Insurance agents and financial advisors have been investing their clients’ retirement money in annuities for decades. This practice has its detractors, with critics generally focusing on the high commissions paid to annuity sellers and the high fees charged to annuity holders year after year. Here’s an overview of the pros and cons of annuities, compared to other ways to invest for retirement.
Key points to remember
- Annuities can provide a reliable stream of income in retirement, but if you die too soon, you may not get your money’s worth.
- Annuities often have high fees compared to mutual funds and other investments.
- You can customize an annuity to suit your needs, but you’ll usually have to pay more or accept a lower monthly income.
How Annuities Work
An annuity is a contract between an individual and an insurance company. The investor pays a sum of money, either fully upfront or in installments, and the insurer agrees to pay them a steady stream of income in return.
With a immediate annuity, this income starts almost immediately. With a deferred annuity, it begins at some point in the future, usually during retirement. The dollar amount of income payments is determined by factors such as account balance and age of the investor.
Annuities can be structured to pay income for a set number of years, such as 10 or 20, or for the life of the annuity owner. When the owner dies, any money left in the account usually belongs to the insurance company. However, if they live happily to, say, 135, the insurance company still has to maintain those regular payments.
Annuities can also be fixed or variables. In a fixed annuity, the insurance company pays a specified rate of return on the investor’s money. In a variable annuitythe insurer invests the money in a portfolio of mutual funds, or “sub-accounts”, chosen by the investor, and the return will fluctuate according to their performance.
The benefits of annuities
Despite the criticisms, annuities offer certain advantages to investors contemplating retirement.

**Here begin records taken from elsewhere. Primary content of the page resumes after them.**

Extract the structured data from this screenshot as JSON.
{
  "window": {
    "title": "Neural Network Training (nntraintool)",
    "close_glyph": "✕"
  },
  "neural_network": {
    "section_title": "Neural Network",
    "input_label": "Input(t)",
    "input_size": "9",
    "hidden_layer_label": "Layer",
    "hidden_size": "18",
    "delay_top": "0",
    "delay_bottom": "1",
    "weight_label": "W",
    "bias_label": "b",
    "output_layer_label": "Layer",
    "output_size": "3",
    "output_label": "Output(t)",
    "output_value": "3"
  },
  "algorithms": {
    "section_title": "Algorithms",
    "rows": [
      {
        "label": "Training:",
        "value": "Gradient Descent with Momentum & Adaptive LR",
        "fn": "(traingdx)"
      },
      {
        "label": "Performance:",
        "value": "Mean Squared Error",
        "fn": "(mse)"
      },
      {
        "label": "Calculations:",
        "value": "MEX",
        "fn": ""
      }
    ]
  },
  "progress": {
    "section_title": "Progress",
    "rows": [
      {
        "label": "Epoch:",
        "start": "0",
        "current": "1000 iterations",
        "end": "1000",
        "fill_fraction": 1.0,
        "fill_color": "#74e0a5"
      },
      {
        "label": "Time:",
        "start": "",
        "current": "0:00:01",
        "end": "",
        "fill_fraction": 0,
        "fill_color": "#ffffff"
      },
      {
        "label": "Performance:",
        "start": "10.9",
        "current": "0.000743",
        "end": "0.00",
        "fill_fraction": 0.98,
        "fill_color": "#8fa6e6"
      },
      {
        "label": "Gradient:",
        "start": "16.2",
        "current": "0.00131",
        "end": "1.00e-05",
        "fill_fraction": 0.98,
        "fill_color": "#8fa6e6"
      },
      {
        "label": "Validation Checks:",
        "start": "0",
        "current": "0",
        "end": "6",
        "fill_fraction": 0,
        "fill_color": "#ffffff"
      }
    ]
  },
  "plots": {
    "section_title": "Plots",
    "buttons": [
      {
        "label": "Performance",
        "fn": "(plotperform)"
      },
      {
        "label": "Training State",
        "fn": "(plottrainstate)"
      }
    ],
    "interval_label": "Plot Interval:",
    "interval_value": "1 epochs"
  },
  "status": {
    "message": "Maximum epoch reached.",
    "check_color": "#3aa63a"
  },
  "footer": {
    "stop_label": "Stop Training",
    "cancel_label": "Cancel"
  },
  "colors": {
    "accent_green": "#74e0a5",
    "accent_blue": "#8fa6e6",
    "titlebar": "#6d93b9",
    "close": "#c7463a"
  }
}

The insurance company is responsible for paying the income it has promised, regardless of the lifetime of the annuity holder. However, this promise is only as good as the insurance company that backs it. This is one of the reasons why investors should only do business with insurers whose financial strength is well rated by large companies. independent rating agencies.
Annuity contracts can often be tailored to suit the buyer’s needs. For example, a death benefit This provision can ensure that the annuity holder’s heirs will receive at least something upon the holder’s death.
A guaranteed minimum income benefit endorsement promises a certain payout regardless of mutual fund performance in a variable annuity. A joint and survivor annuity can provide ongoing income to a surviving spouse. All of these features come at an additional price though.
Assistance with financial management
Variable annuities can offer a number of professional money management features, such as periodic portfolio rebalancingfor investors who prefer to leave that job to someone else.
The disadvantages of annuities
When it comes to commissions paid for selling annuities versus mutual funds, the former is almost always higher than the latter. Suppose an investor deposits a balance of $500,000 in a 401(k) into an Individual Retirement Account (IRA). If the money is invested in mutual funds, the financial adviser could receive a commission of around 2%. If invested in an annuity that holds the same or similar mutual funds, the advisor could make a commission of 6% to 8% or even more.Therefore, a $500,000 rollover in mutual funds would earn the advisor a commission of at most $10,000, while the same rollover in an annuity could easily pay the advisor $25,000 to $35,000 in commission. Unsurprisingly, many advisors will refer their clients to the annuity.
Most annuities do not estimate sales charges in advance. It can make them look like empty investments, but that doesn’t mean they don’t have a lot of fees and expenses.
Annuity contracts impose annual maintenance and operating fees that often cost significantly more than the expenses of comparable mutual funds. This has changed somewhat in recent years, and some insurers now offer annuities with relatively low annual rates. expense ratios. Still, as always, investors should carefully review the fine print before signing.
If an annuitant needs to withdraw money from the annuity before a certain period of time has elapsed (usually six to eight years, but sometimes longer), they may be subject to severe redemption fee billed by the insurer.
If the annuitant is under age 59.5, they may also have to pay a 10% early withdrawal penalty on any amount they withdraw.
No additional tax benefits in IRAs
Annuities are already tax sheltered. Investment income grows tax-free until the owner begins to receive income. If the annuity is a qualified annuitythe owner is also entitled to a tax deduction for the sums he pays into it each year.
A traditional IRA or 401(k) has the same tax advantages, however, and generally at a much lower cost if invested in conventional mutual funds. So putting an annuity in an IRA, as investors may be urged to do by some eager salespeople, is redundant and unnecessarily costly.
If you’re considering buying an annuity, make sure you’re dealing with a financially sound insurance company that will likely be there and able to deliver on its promises when you start earning income.
A compromise solution
A practical option for investors is to stick with mutual funds until retirement, then roll some of their money into an annuity, especially one with a downside protection rider. This keeps costs to a minimum during the investor’s working years, but guarantees a stable income in retirement.